"Nietzsche's 'motley' critique of modernity leads to the conclusion that we need a new 'game plan': a new shared understanding of the right way to live that will give us the 'harness, uniformity, and simplicity of form' necessary to be successful competitors in a socially Darwinistic world. For this we require the appearance of 'spiritual colonizers and shapers of new states and communities'. Although the resurgence of the slave revolt in the form of 'modern ideas' threatens the appearance of such types, we have not yet reached the condition of being the 'last men'. It is still possible for us to 'give birth to a star'. What we need, then, are new leaders who will 'teach humanity its future'- 'the image of such a leader hovers before our eyes'."(page 422)

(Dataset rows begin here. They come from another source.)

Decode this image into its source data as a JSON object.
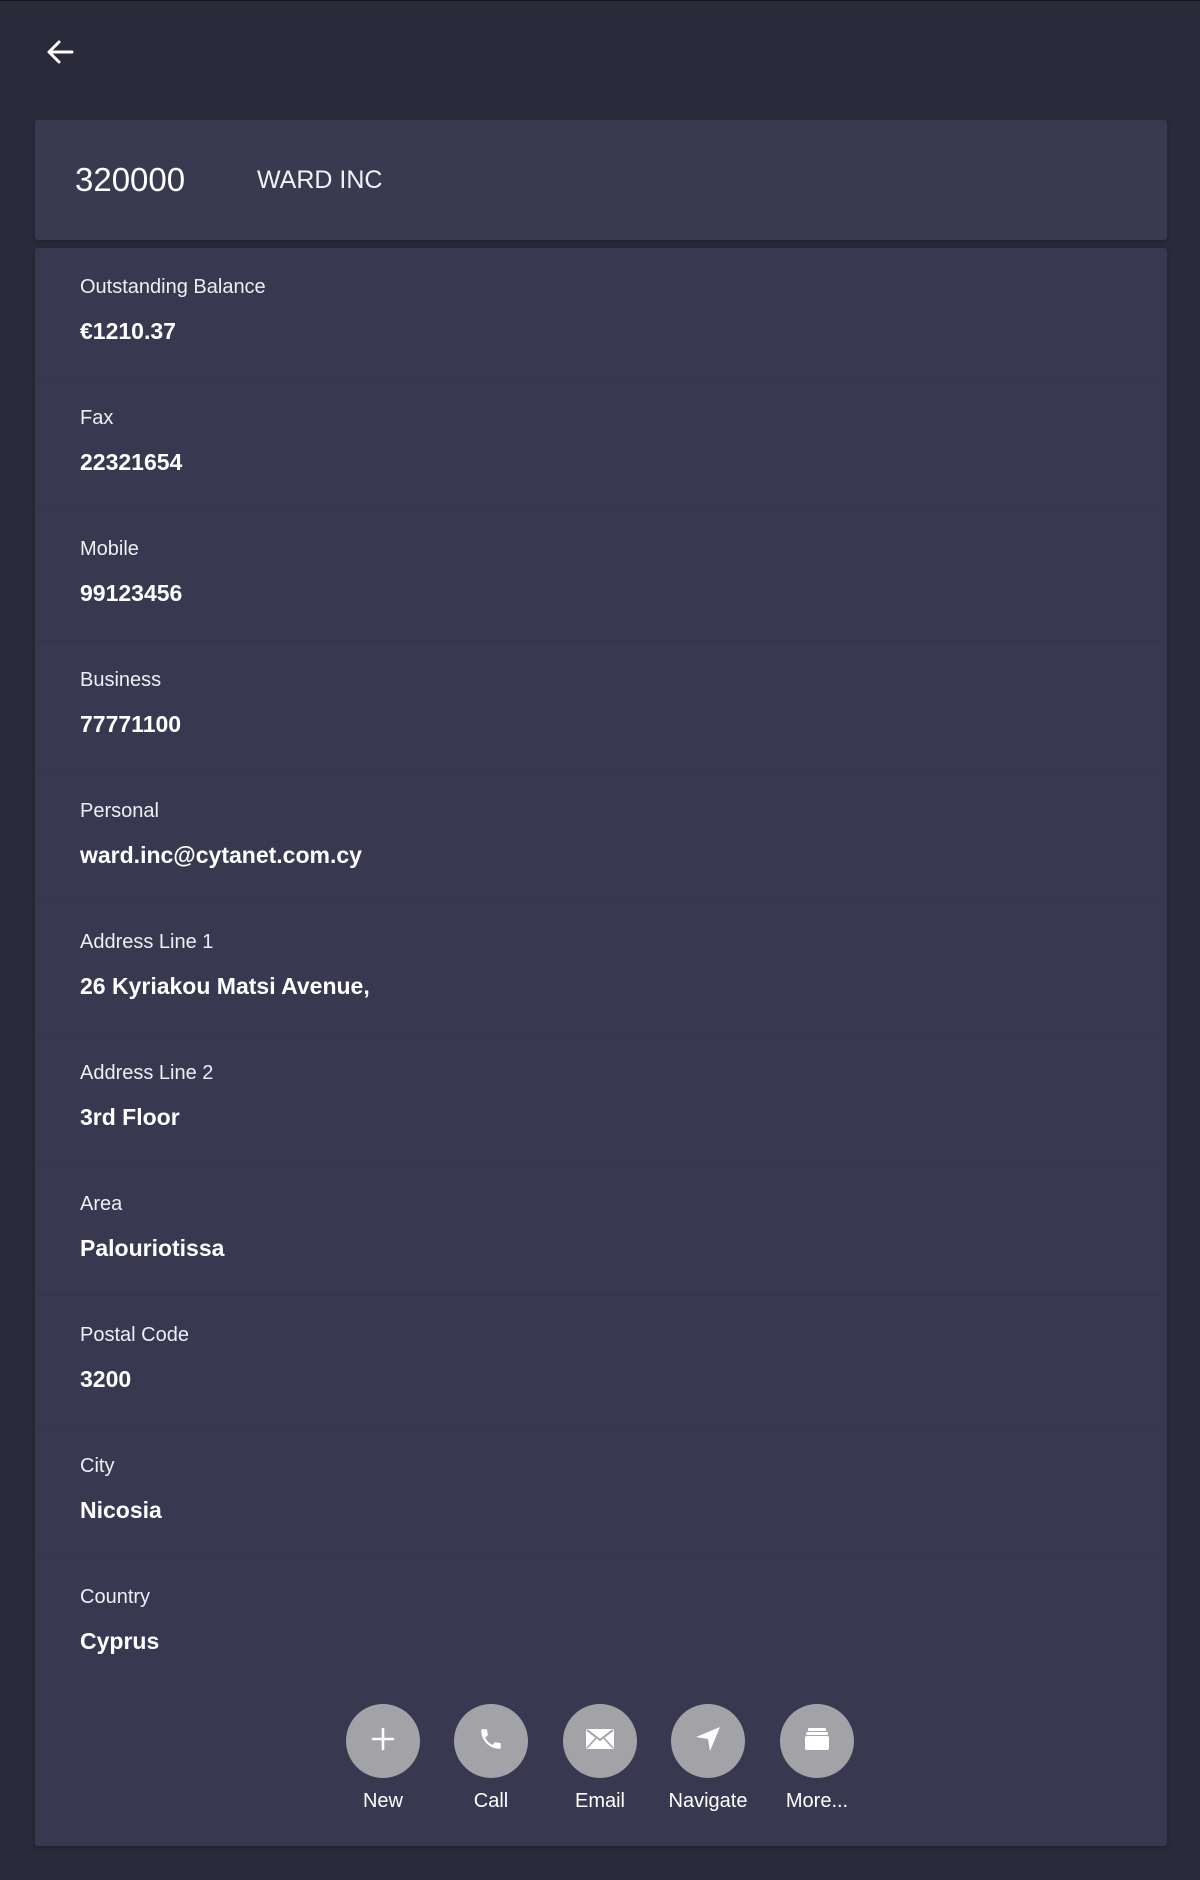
{
  "header": {
    "back_icon": "arrow-left-icon",
    "account_code": "320000",
    "account_name": "WARD INC"
  },
  "fields": [
    {
      "label": "Outstanding Balance",
      "value": "€1210.37"
    },
    {
      "label": "Fax",
      "value": "22321654"
    },
    {
      "label": "Mobile",
      "value": "99123456"
    },
    {
      "label": "Business",
      "value": "77771100"
    },
    {
      "label": "Personal",
      "value": "ward.inc@cytanet.com.cy"
    },
    {
      "label": "Address Line 1",
      "value": "26 Kyriakou Matsi Avenue,"
    },
    {
      "label": "Address Line 2",
      "value": "3rd Floor"
    },
    {
      "label": "Area",
      "value": "Palouriotissa"
    },
    {
      "label": "Postal Code",
      "value": "3200"
    },
    {
      "label": "City",
      "value": "Nicosia"
    },
    {
      "label": "Country",
      "value": "Cyprus"
    }
  ],
  "actions": [
    {
      "label": "New",
      "icon": "plus-icon"
    },
    {
      "label": "Call",
      "icon": "phone-icon"
    },
    {
      "label": "Email",
      "icon": "envelope-icon"
    },
    {
      "label": "Navigate",
      "icon": "navigation-arrow-icon"
    },
    {
      "label": "More...",
      "icon": "box-icon"
    }
  ],
  "colors": {
    "background": "#2a2a3b",
    "card": "#383950",
    "action_button": "#a3a3a7",
    "text": "#ffffff"
  }
}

Nietzsche was tired of philosophers that simply sat around and pondered things or pontificated upon the nature of life. The academic know-nothings. Nietzsche sought, first and foremost, to create a select group of human beings that would serve as a collective active force in the world. The will to power projected into the world as a phenomenon to transcend traditional think and to Become something more relevant and innovative.

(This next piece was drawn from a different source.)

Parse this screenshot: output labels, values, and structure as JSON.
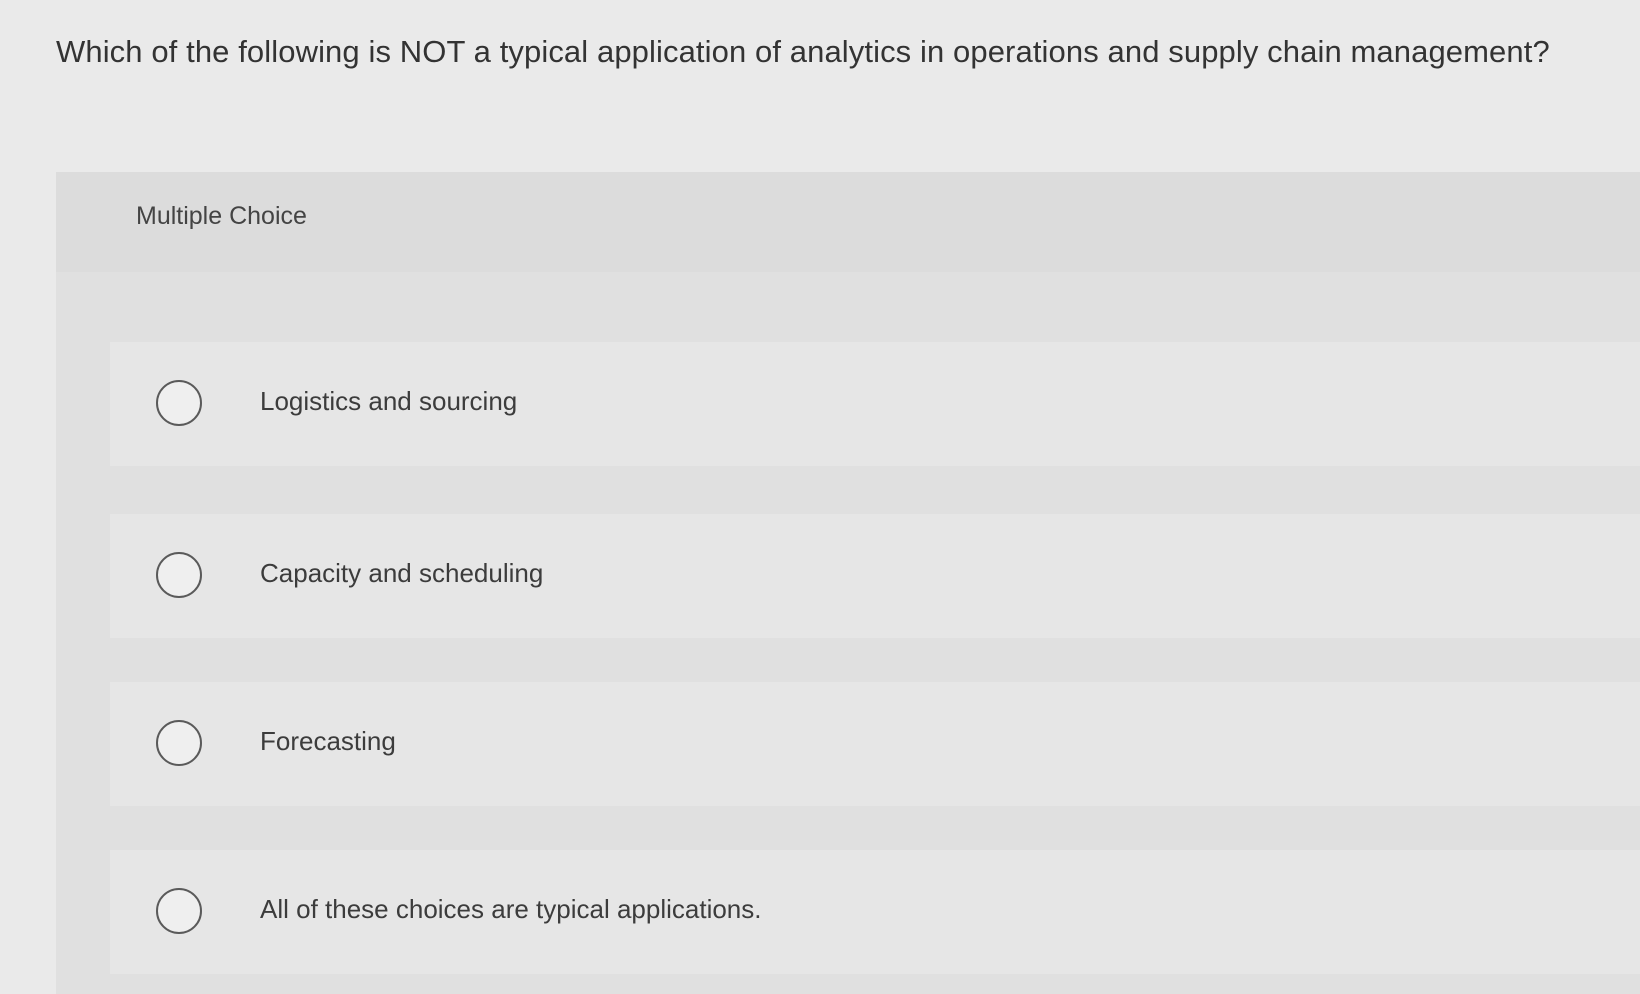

"Whereas old-style philosophers have merely sought to understand the world, the new style seeks to change it, seeks to 'dominate' the future: philosophy in the new style is an expression of the philosopher's will to power. This means that the philosopher must get his hands dirty, 'play the rough game'. Though 'untimely', he must intellectually engaged with his times rather than retreating to Spinoza's 'icy heights', the disengaged heights of the mere onlooker. Neither will he indulge in mere skepticism, mere criticism, or mere scholarship. And though he needs to have a philosophy, it need not be one he puts, or can put, into books." (page 423)

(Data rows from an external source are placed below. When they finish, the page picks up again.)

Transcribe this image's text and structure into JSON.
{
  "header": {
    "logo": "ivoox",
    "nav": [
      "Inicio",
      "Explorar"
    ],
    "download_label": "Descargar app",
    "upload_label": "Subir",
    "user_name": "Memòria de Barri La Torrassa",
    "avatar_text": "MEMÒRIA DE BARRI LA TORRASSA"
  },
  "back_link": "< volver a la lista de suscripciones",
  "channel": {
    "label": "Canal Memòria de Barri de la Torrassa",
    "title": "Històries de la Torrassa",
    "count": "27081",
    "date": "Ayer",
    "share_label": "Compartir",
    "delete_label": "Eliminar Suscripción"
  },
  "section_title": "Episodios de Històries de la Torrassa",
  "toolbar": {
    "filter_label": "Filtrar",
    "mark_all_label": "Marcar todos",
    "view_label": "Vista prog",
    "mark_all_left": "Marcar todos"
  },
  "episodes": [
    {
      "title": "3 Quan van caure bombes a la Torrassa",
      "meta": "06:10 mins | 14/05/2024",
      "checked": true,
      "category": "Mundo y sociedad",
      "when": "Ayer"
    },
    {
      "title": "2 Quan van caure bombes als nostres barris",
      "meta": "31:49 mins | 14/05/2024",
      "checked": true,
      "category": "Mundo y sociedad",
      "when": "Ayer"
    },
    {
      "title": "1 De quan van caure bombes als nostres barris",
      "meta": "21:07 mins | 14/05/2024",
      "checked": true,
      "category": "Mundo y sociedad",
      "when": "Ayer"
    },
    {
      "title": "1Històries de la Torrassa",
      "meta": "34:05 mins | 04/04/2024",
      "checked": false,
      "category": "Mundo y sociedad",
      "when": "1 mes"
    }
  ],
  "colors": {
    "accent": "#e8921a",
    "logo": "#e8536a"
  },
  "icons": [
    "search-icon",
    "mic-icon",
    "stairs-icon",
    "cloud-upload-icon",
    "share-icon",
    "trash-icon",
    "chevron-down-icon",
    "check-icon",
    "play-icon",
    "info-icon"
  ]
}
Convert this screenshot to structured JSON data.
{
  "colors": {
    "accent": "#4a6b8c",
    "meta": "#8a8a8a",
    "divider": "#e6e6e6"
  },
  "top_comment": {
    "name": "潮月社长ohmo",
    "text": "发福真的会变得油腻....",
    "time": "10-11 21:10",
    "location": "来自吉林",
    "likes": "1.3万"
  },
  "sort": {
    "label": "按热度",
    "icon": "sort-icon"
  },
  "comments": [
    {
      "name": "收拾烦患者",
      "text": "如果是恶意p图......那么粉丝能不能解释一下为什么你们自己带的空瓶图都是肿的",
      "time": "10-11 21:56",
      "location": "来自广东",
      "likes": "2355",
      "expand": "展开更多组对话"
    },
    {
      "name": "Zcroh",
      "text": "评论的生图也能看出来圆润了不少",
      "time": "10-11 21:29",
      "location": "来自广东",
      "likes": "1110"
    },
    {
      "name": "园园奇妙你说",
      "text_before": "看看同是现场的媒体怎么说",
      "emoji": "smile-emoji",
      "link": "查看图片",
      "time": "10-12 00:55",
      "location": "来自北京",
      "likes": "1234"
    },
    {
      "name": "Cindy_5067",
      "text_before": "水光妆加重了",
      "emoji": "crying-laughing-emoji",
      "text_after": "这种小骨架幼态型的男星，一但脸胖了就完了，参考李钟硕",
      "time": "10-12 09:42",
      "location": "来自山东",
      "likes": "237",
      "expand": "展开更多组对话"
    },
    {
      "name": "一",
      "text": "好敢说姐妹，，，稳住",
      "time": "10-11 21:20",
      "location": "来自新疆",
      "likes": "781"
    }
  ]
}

The new philosophers would form the basis for a new higher rank of human being. This would be a rank based upon sophistication and merit, not one based upon hereditary characteristics. This is an important distinction. Nietzsche had as little use for traditional "aristocrats" as he had for advocates of democracy. There would be an aristocracy in Nietzsche's ideal culture, but it would have nothing to do with family lineage.
"Nietzsche does not endorse aristocracy in the standard sense of the word. It is important to notice that the concluding Part 9 of the book in which section 258 occurs is not called 'What is Aristocracy?' But rather 'What is Noble?' The relevant difference appears in his final letter to Brandes: 'If we win', he writes, 'we have overcome the absurd boundaries between race, nation, and classes: there exists from now on only order of rank between human beings'. The difference between rank and class is the difference between ability and birth. What Nietzsche seeks is a hierarchy not of blood but of natural ability and aptitude." (page 427)
Nietzsche's Beyond Good and Evil is filled with diatribes against modernity. Against emancipation for women, against the influences of the Christian church, against both democratic and socialistic political movements. Much can be classified as hubris. Nevertheless, Nietzsche's critique is insightful in that it points toward fundamental forces within modernity. He could see a force there, a power, at work, in his opinion, in a weakening way. High culture could not thrive under these conditions. The best of humanity was not that way, according to Nietzsche. He might have been wrong about that. But, he was spectacularly right also in Beyond Good and Evil. Values are up for consideration. Free spirits create their own. Tradition is not so much a guide as it is a yardstick for the power of transcending. Becoming a person who risks everything for truth, who dares to be self-empowering and free and joyful in the reality of things and not in hopes and wishes is about as relevant as anyone can possibly be in this life.